» Raw data
»»

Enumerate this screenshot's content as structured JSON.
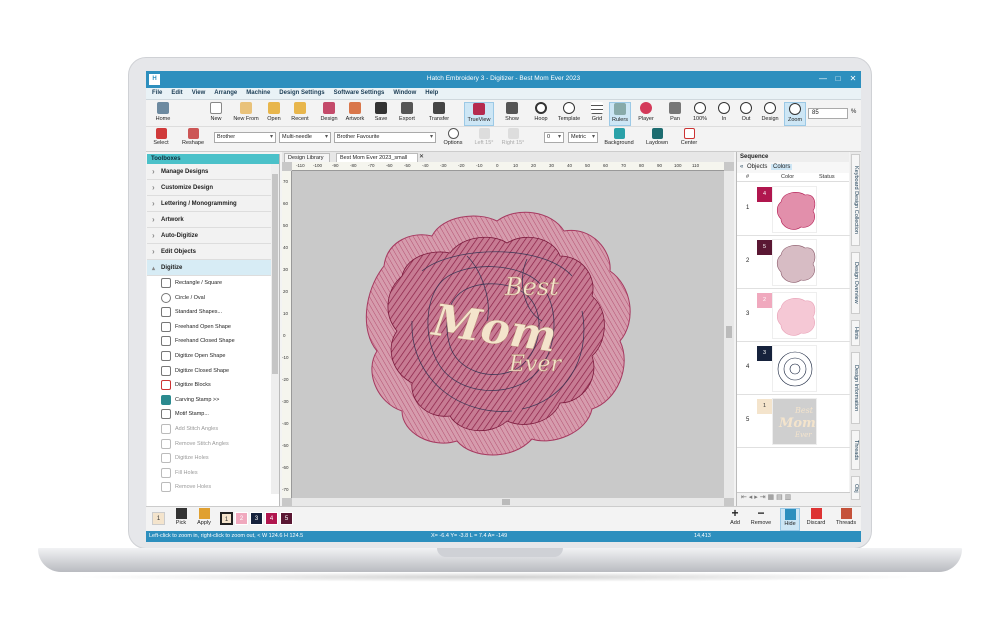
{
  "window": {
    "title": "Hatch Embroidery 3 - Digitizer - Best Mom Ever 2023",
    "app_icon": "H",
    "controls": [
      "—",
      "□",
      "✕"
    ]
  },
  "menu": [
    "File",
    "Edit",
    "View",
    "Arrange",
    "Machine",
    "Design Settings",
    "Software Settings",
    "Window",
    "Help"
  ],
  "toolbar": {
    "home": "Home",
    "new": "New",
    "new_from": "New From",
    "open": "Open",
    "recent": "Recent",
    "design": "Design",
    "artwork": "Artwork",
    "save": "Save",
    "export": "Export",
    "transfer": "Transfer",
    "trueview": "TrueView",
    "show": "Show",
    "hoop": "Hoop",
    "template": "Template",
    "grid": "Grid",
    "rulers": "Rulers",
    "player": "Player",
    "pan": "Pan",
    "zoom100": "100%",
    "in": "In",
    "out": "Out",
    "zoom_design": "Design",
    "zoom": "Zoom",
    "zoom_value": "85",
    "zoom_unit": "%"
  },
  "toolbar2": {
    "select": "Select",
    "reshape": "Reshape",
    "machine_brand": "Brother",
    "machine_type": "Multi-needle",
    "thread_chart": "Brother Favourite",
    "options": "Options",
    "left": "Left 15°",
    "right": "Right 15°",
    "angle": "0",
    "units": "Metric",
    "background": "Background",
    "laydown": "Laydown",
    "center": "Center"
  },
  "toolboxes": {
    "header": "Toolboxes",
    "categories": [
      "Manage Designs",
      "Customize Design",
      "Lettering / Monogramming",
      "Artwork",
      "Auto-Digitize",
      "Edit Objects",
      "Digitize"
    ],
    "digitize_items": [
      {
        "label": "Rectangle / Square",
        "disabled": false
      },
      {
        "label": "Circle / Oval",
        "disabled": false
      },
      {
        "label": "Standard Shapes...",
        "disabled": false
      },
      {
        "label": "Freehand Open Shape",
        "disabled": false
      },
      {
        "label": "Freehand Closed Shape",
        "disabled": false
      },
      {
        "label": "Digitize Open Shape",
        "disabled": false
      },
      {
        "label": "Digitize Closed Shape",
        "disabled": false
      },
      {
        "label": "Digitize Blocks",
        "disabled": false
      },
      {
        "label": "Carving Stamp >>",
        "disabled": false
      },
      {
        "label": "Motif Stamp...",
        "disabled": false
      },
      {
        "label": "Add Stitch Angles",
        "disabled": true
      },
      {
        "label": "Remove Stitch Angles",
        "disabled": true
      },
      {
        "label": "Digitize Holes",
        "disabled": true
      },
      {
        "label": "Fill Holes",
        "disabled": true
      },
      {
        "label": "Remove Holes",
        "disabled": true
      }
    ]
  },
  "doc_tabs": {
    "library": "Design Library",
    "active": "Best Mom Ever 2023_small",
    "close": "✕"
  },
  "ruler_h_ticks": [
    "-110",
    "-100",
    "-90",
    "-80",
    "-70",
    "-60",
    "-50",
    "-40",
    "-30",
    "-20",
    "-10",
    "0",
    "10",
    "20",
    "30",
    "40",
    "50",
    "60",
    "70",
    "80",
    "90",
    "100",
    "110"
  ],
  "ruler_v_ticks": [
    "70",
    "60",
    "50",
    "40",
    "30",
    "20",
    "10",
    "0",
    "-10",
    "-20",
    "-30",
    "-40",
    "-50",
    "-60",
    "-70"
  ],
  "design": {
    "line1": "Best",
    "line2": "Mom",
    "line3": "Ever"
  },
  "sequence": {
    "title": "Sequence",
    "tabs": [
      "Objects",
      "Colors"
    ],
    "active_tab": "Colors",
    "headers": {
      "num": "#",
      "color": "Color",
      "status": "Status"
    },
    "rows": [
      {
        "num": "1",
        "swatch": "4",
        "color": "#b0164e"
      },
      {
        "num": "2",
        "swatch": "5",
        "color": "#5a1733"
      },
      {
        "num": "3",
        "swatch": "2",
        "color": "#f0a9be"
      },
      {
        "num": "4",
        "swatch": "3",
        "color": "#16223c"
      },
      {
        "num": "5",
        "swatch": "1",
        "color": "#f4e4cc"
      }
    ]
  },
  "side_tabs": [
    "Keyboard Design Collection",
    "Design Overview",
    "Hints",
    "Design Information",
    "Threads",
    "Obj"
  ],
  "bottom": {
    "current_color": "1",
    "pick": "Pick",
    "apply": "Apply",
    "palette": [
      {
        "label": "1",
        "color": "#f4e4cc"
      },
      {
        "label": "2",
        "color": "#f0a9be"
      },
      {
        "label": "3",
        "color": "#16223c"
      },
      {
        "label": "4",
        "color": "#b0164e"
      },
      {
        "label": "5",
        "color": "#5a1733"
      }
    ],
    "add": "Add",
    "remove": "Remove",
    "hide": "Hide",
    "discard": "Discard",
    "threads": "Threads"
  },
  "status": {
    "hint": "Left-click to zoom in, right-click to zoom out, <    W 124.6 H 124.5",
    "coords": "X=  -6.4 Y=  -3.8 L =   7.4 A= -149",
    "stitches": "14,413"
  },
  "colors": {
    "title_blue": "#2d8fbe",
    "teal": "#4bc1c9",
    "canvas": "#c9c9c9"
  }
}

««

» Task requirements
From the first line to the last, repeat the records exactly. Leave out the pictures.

» Answer box
Enumerate this screenshot's content as structured JSON.
{
  "window": {
    "title": "Hatch Embroidery 3 - Digitizer - Best Mom Ever 2023",
    "app_icon": "H",
    "controls": [
      "—",
      "□",
      "✕"
    ]
  },
  "menu": [
    "File",
    "Edit",
    "View",
    "Arrange",
    "Machine",
    "Design Settings",
    "Software Settings",
    "Window",
    "Help"
  ],
  "toolbar": {
    "home": "Home",
    "new": "New",
    "new_from": "New From",
    "open": "Open",
    "recent": "Recent",
    "design": "Design",
    "artwork": "Artwork",
    "save": "Save",
    "export": "Export",
    "transfer": "Transfer",
    "trueview": "TrueView",
    "show": "Show",
    "hoop": "Hoop",
    "template": "Template",
    "grid": "Grid",
    "rulers": "Rulers",
    "player": "Player",
    "pan": "Pan",
    "zoom100": "100%",
    "in": "In",
    "out": "Out",
    "zoom_design": "Design",
    "zoom": "Zoom",
    "zoom_value": "85",
    "zoom_unit": "%"
  },
  "toolbar2": {
    "select": "Select",
    "reshape": "Reshape",
    "machine_brand": "Brother",
    "machine_type": "Multi-needle",
    "thread_chart": "Brother Favourite",
    "options": "Options",
    "left": "Left 15°",
    "right": "Right 15°",
    "angle": "0",
    "units": "Metric",
    "background": "Background",
    "laydown": "Laydown",
    "center": "Center"
  },
  "toolboxes": {
    "header": "Toolboxes",
    "categories": [
      "Manage Designs",
      "Customize Design",
      "Lettering / Monogramming",
      "Artwork",
      "Auto-Digitize",
      "Edit Objects",
      "Digitize"
    ],
    "digitize_items": [
      {
        "label": "Rectangle / Square",
        "disabled": false
      },
      {
        "label": "Circle / Oval",
        "disabled": false
      },
      {
        "label": "Standard Shapes...",
        "disabled": false
      },
      {
        "label": "Freehand Open Shape",
        "disabled": false
      },
      {
        "label": "Freehand Closed Shape",
        "disabled": false
      },
      {
        "label": "Digitize Open Shape",
        "disabled": false
      },
      {
        "label": "Digitize Closed Shape",
        "disabled": false
      },
      {
        "label": "Digitize Blocks",
        "disabled": false
      },
      {
        "label": "Carving Stamp >>",
        "disabled": false
      },
      {
        "label": "Motif Stamp...",
        "disabled": false
      },
      {
        "label": "Add Stitch Angles",
        "disabled": true
      },
      {
        "label": "Remove Stitch Angles",
        "disabled": true
      },
      {
        "label": "Digitize Holes",
        "disabled": true
      },
      {
        "label": "Fill Holes",
        "disabled": true
      },
      {
        "label": "Remove Holes",
        "disabled": true
      }
    ]
  },
  "doc_tabs": {
    "library": "Design Library",
    "active": "Best Mom Ever 2023_small",
    "close": "✕"
  },
  "ruler_h_ticks": [
    "-110",
    "-100",
    "-90",
    "-80",
    "-70",
    "-60",
    "-50",
    "-40",
    "-30",
    "-20",
    "-10",
    "0",
    "10",
    "20",
    "30",
    "40",
    "50",
    "60",
    "70",
    "80",
    "90",
    "100",
    "110"
  ],
  "ruler_v_ticks": [
    "70",
    "60",
    "50",
    "40",
    "30",
    "20",
    "10",
    "0",
    "-10",
    "-20",
    "-30",
    "-40",
    "-50",
    "-60",
    "-70"
  ],
  "design": {
    "line1": "Best",
    "line2": "Mom",
    "line3": "Ever"
  },
  "sequence": {
    "title": "Sequence",
    "tabs": [
      "Objects",
      "Colors"
    ],
    "active_tab": "Colors",
    "headers": {
      "num": "#",
      "color": "Color",
      "status": "Status"
    },
    "rows": [
      {
        "num": "1",
        "swatch": "4",
        "color": "#b0164e"
      },
      {
        "num": "2",
        "swatch": "5",
        "color": "#5a1733"
      },
      {
        "num": "3",
        "swatch": "2",
        "color": "#f0a9be"
      },
      {
        "num": "4",
        "swatch": "3",
        "color": "#16223c"
      },
      {
        "num": "5",
        "swatch": "1",
        "color": "#f4e4cc"
      }
    ]
  },
  "side_tabs": [
    "Keyboard Design Collection",
    "Design Overview",
    "Hints",
    "Design Information",
    "Threads",
    "Obj"
  ],
  "bottom": {
    "current_color": "1",
    "pick": "Pick",
    "apply": "Apply",
    "palette": [
      {
        "label": "1",
        "color": "#f4e4cc"
      },
      {
        "label": "2",
        "color": "#f0a9be"
      },
      {
        "label": "3",
        "color": "#16223c"
      },
      {
        "label": "4",
        "color": "#b0164e"
      },
      {
        "label": "5",
        "color": "#5a1733"
      }
    ],
    "add": "Add",
    "remove": "Remove",
    "hide": "Hide",
    "discard": "Discard",
    "threads": "Threads"
  },
  "status": {
    "hint": "Left-click to zoom in, right-click to zoom out, <    W 124.6 H 124.5",
    "coords": "X=  -6.4 Y=  -3.8 L =   7.4 A= -149",
    "stitches": "14,413"
  },
  "colors": {
    "title_blue": "#2d8fbe",
    "teal": "#4bc1c9",
    "canvas": "#c9c9c9"
  }
}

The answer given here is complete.